ACTIVITY - Write the data out in full and word for word. Do not include images.

#### SOURCE DATA

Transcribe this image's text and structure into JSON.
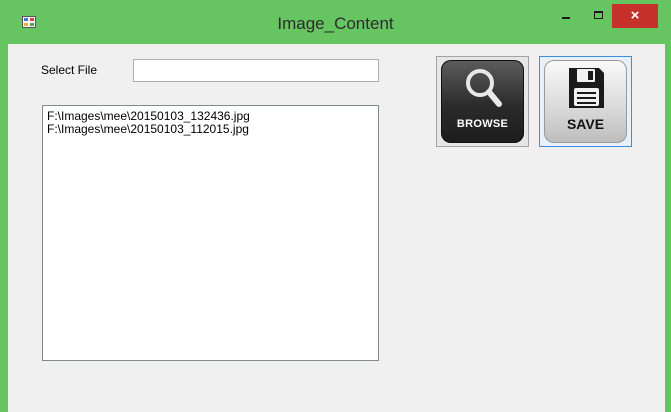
{
  "window": {
    "title": "Image_Content",
    "controls": {
      "minimize": "–",
      "maximize": "□",
      "close": "×"
    }
  },
  "form": {
    "select_file_label": "Select File",
    "file_input_value": "",
    "file_list": [
      "F:\\Images\\mee\\20150103_132436.jpg",
      "F:\\Images\\mee\\20150103_112015.jpg"
    ]
  },
  "buttons": {
    "browse_label": "BROWSE",
    "save_label": "SAVE",
    "browse_icon": "search-icon",
    "save_icon": "floppy-disk-icon"
  },
  "colors": {
    "titlebar": "#67c561",
    "close": "#c7312b",
    "client_bg": "#f0f0f0"
  }
}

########

SOLUTION TO THIS EXERCISE -
Transcribe this image's text and structure into JSON.
{
  "window": {
    "title": "Image_Content",
    "controls": {
      "minimize": "–",
      "maximize": "□",
      "close": "×"
    }
  },
  "form": {
    "select_file_label": "Select File",
    "file_input_value": "",
    "file_list": [
      "F:\\Images\\mee\\20150103_132436.jpg",
      "F:\\Images\\mee\\20150103_112015.jpg"
    ]
  },
  "buttons": {
    "browse_label": "BROWSE",
    "save_label": "SAVE",
    "browse_icon": "search-icon",
    "save_icon": "floppy-disk-icon"
  },
  "colors": {
    "titlebar": "#67c561",
    "close": "#c7312b",
    "client_bg": "#f0f0f0"
  }
}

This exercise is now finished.